Top of Data supplied

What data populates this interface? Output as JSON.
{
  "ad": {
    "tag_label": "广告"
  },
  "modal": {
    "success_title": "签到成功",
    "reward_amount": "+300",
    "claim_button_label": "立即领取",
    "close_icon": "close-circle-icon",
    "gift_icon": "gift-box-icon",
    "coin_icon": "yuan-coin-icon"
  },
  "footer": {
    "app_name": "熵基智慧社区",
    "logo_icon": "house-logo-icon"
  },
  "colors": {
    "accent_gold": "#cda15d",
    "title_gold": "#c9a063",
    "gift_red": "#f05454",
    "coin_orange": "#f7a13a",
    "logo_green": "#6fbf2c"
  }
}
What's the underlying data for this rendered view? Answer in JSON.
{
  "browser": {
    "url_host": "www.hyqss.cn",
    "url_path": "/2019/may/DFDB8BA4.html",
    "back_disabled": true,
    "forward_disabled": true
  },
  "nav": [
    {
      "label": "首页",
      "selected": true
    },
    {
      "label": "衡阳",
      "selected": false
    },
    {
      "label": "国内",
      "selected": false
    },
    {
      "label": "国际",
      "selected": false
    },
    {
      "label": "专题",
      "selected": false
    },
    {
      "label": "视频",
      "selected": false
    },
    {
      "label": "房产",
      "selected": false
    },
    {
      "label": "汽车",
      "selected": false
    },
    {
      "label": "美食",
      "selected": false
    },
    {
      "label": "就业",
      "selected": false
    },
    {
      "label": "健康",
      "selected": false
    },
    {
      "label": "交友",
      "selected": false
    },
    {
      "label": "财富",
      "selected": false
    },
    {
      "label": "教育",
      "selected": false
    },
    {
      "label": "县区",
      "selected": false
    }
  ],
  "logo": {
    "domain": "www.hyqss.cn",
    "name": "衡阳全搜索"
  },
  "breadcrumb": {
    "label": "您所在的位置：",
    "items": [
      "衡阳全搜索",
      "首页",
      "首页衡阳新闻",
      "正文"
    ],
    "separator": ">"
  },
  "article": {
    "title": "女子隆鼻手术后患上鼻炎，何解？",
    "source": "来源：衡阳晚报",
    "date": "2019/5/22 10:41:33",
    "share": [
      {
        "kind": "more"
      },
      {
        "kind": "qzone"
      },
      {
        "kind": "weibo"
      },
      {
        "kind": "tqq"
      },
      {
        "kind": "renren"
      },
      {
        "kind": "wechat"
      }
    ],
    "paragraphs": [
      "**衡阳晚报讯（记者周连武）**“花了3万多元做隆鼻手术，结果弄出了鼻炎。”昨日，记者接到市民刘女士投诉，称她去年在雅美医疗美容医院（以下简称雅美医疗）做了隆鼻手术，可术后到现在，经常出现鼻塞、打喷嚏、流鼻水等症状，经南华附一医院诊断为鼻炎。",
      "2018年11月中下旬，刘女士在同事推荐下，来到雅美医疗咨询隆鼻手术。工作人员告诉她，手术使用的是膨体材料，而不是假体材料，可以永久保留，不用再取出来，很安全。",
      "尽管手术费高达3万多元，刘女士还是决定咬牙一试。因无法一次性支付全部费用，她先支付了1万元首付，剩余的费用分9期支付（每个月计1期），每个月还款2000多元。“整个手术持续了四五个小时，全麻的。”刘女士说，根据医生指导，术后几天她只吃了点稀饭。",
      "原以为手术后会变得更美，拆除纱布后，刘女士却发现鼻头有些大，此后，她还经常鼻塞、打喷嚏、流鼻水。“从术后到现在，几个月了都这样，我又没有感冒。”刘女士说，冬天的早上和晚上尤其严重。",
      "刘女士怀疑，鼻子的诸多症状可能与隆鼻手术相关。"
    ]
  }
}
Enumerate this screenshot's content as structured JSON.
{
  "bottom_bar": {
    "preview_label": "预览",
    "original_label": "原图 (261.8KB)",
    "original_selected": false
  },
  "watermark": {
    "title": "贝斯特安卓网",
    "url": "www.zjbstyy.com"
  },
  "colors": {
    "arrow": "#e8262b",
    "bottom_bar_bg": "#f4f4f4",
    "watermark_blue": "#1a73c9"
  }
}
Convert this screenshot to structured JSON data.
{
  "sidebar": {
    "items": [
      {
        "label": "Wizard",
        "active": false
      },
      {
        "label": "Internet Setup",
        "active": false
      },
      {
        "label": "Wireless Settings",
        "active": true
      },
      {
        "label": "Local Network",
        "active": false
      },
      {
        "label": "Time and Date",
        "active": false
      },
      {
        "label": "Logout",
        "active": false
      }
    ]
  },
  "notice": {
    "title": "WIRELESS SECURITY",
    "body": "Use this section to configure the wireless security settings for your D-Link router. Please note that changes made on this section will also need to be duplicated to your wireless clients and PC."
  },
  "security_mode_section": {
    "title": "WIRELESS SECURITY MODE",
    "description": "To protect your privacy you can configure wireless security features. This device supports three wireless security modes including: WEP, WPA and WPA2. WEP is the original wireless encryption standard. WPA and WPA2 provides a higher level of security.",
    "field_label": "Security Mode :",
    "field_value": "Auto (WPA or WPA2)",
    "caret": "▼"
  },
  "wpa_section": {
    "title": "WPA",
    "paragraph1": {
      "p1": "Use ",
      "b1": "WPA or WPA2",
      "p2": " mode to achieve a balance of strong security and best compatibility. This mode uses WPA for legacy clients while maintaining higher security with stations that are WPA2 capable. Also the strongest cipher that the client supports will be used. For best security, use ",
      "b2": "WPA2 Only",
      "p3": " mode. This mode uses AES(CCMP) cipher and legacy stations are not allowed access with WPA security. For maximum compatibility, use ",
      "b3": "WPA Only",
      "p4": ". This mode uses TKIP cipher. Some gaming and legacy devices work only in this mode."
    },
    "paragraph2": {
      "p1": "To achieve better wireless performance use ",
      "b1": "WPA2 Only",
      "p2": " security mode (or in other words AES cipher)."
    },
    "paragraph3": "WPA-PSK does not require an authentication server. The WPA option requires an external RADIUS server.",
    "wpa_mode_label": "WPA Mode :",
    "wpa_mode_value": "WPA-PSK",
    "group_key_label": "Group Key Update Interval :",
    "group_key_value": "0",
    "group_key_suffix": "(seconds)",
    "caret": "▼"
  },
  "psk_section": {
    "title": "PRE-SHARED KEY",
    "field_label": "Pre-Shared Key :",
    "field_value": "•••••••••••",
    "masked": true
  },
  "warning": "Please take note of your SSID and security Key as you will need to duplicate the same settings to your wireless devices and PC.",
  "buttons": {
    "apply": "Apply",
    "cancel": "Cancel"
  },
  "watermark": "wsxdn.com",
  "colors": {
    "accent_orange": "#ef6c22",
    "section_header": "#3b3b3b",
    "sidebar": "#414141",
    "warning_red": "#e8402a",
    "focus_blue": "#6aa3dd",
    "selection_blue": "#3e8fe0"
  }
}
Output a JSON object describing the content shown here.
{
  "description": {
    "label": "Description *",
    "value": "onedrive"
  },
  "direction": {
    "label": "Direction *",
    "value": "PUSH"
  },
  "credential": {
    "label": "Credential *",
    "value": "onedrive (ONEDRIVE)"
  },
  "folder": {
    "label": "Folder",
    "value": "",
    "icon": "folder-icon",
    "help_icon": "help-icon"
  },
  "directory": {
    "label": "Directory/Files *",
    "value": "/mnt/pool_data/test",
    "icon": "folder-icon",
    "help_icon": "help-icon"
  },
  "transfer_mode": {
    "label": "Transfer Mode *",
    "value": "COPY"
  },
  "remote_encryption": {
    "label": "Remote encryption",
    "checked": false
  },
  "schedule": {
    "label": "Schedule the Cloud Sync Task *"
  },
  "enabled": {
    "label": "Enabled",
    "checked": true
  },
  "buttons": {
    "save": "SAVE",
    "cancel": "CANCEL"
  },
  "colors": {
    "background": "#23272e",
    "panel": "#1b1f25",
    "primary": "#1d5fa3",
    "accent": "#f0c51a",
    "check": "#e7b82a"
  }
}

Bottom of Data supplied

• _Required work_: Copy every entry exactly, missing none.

• _Your response_:
What data populates this interface? Output as JSON.
{
  "ad": {
    "tag_label": "广告"
  },
  "modal": {
    "success_title": "签到成功",
    "reward_amount": "+300",
    "claim_button_label": "立即领取",
    "close_icon": "close-circle-icon",
    "gift_icon": "gift-box-icon",
    "coin_icon": "yuan-coin-icon"
  },
  "footer": {
    "app_name": "熵基智慧社区",
    "logo_icon": "house-logo-icon"
  },
  "colors": {
    "accent_gold": "#cda15d",
    "title_gold": "#c9a063",
    "gift_red": "#f05454",
    "coin_orange": "#f7a13a",
    "logo_green": "#6fbf2c"
  }
}
What's the underlying data for this rendered view? Answer in JSON.
{
  "browser": {
    "url_host": "www.hyqss.cn",
    "url_path": "/2019/may/DFDB8BA4.html",
    "back_disabled": true,
    "forward_disabled": true
  },
  "nav": [
    {
      "label": "首页",
      "selected": true
    },
    {
      "label": "衡阳",
      "selected": false
    },
    {
      "label": "国内",
      "selected": false
    },
    {
      "label": "国际",
      "selected": false
    },
    {
      "label": "专题",
      "selected": false
    },
    {
      "label": "视频",
      "selected": false
    },
    {
      "label": "房产",
      "selected": false
    },
    {
      "label": "汽车",
      "selected": false
    },
    {
      "label": "美食",
      "selected": false
    },
    {
      "label": "就业",
      "selected": false
    },
    {
      "label": "健康",
      "selected": false
    },
    {
      "label": "交友",
      "selected": false
    },
    {
      "label": "财富",
      "selected": false
    },
    {
      "label": "教育",
      "selected": false
    },
    {
      "label": "县区",
      "selected": false
    }
  ],
  "logo": {
    "domain": "www.hyqss.cn",
    "name": "衡阳全搜索"
  },
  "breadcrumb": {
    "label": "您所在的位置：",
    "items": [
      "衡阳全搜索",
      "首页",
      "首页衡阳新闻",
      "正文"
    ],
    "separator": ">"
  },
  "article": {
    "title": "女子隆鼻手术后患上鼻炎，何解？",
    "source": "来源：衡阳晚报",
    "date": "2019/5/22 10:41:33",
    "share": [
      {
        "kind": "more"
      },
      {
        "kind": "qzone"
      },
      {
        "kind": "weibo"
      },
      {
        "kind": "tqq"
      },
      {
        "kind": "renren"
      },
      {
        "kind": "wechat"
      }
    ],
    "paragraphs": [
      "**衡阳晚报讯（记者周连武）**“花了3万多元做隆鼻手术，结果弄出了鼻炎。”昨日，记者接到市民刘女士投诉，称她去年在雅美医疗美容医院（以下简称雅美医疗）做了隆鼻手术，可术后到现在，经常出现鼻塞、打喷嚏、流鼻水等症状，经南华附一医院诊断为鼻炎。",
      "2018年11月中下旬，刘女士在同事推荐下，来到雅美医疗咨询隆鼻手术。工作人员告诉她，手术使用的是膨体材料，而不是假体材料，可以永久保留，不用再取出来，很安全。",
      "尽管手术费高达3万多元，刘女士还是决定咬牙一试。因无法一次性支付全部费用，她先支付了1万元首付，剩余的费用分9期支付（每个月计1期），每个月还款2000多元。“整个手术持续了四五个小时，全麻的。”刘女士说，根据医生指导，术后几天她只吃了点稀饭。",
      "原以为手术后会变得更美，拆除纱布后，刘女士却发现鼻头有些大，此后，她还经常鼻塞、打喷嚏、流鼻水。“从术后到现在，几个月了都这样，我又没有感冒。”刘女士说，冬天的早上和晚上尤其严重。",
      "刘女士怀疑，鼻子的诸多症状可能与隆鼻手术相关。"
    ]
  }
}
Enumerate this screenshot's content as structured JSON.
{
  "bottom_bar": {
    "preview_label": "预览",
    "original_label": "原图 (261.8KB)",
    "original_selected": false
  },
  "watermark": {
    "title": "贝斯特安卓网",
    "url": "www.zjbstyy.com"
  },
  "colors": {
    "arrow": "#e8262b",
    "bottom_bar_bg": "#f4f4f4",
    "watermark_blue": "#1a73c9"
  }
}
Convert this screenshot to structured JSON data.
{
  "sidebar": {
    "items": [
      {
        "label": "Wizard",
        "active": false
      },
      {
        "label": "Internet Setup",
        "active": false
      },
      {
        "label": "Wireless Settings",
        "active": true
      },
      {
        "label": "Local Network",
        "active": false
      },
      {
        "label": "Time and Date",
        "active": false
      },
      {
        "label": "Logout",
        "active": false
      }
    ]
  },
  "notice": {
    "title": "WIRELESS SECURITY",
    "body": "Use this section to configure the wireless security settings for your D-Link router. Please note that changes made on this section will also need to be duplicated to your wireless clients and PC."
  },
  "security_mode_section": {
    "title": "WIRELESS SECURITY MODE",
    "description": "To protect your privacy you can configure wireless security features. This device supports three wireless security modes including: WEP, WPA and WPA2. WEP is the original wireless encryption standard. WPA and WPA2 provides a higher level of security.",
    "field_label": "Security Mode :",
    "field_value": "Auto (WPA or WPA2)",
    "caret": "▼"
  },
  "wpa_section": {
    "title": "WPA",
    "paragraph1": {
      "p1": "Use ",
      "b1": "WPA or WPA2",
      "p2": " mode to achieve a balance of strong security and best compatibility. This mode uses WPA for legacy clients while maintaining higher security with stations that are WPA2 capable. Also the strongest cipher that the client supports will be used. For best security, use ",
      "b2": "WPA2 Only",
      "p3": " mode. This mode uses AES(CCMP) cipher and legacy stations are not allowed access with WPA security. For maximum compatibility, use ",
      "b3": "WPA Only",
      "p4": ". This mode uses TKIP cipher. Some gaming and legacy devices work only in this mode."
    },
    "paragraph2": {
      "p1": "To achieve better wireless performance use ",
      "b1": "WPA2 Only",
      "p2": " security mode (or in other words AES cipher)."
    },
    "paragraph3": "WPA-PSK does not require an authentication server. The WPA option requires an external RADIUS server.",
    "wpa_mode_label": "WPA Mode :",
    "wpa_mode_value": "WPA-PSK",
    "group_key_label": "Group Key Update Interval :",
    "group_key_value": "0",
    "group_key_suffix": "(seconds)",
    "caret": "▼"
  },
  "psk_section": {
    "title": "PRE-SHARED KEY",
    "field_label": "Pre-Shared Key :",
    "field_value": "•••••••••••",
    "masked": true
  },
  "warning": "Please take note of your SSID and security Key as you will need to duplicate the same settings to your wireless devices and PC.",
  "buttons": {
    "apply": "Apply",
    "cancel": "Cancel"
  },
  "watermark": "wsxdn.com",
  "colors": {
    "accent_orange": "#ef6c22",
    "section_header": "#3b3b3b",
    "sidebar": "#414141",
    "warning_red": "#e8402a",
    "focus_blue": "#6aa3dd",
    "selection_blue": "#3e8fe0"
  }
}
Output a JSON object describing the content shown here.
{
  "description": {
    "label": "Description *",
    "value": "onedrive"
  },
  "direction": {
    "label": "Direction *",
    "value": "PUSH"
  },
  "credential": {
    "label": "Credential *",
    "value": "onedrive (ONEDRIVE)"
  },
  "folder": {
    "label": "Folder",
    "value": "",
    "icon": "folder-icon",
    "help_icon": "help-icon"
  },
  "directory": {
    "label": "Directory/Files *",
    "value": "/mnt/pool_data/test",
    "icon": "folder-icon",
    "help_icon": "help-icon"
  },
  "transfer_mode": {
    "label": "Transfer Mode *",
    "value": "COPY"
  },
  "remote_encryption": {
    "label": "Remote encryption",
    "checked": false
  },
  "schedule": {
    "label": "Schedule the Cloud Sync Task *"
  },
  "enabled": {
    "label": "Enabled",
    "checked": true
  },
  "buttons": {
    "save": "SAVE",
    "cancel": "CANCEL"
  },
  "colors": {
    "background": "#23272e",
    "panel": "#1b1f25",
    "primary": "#1d5fa3",
    "accent": "#f0c51a",
    "check": "#e7b82a"
  }
}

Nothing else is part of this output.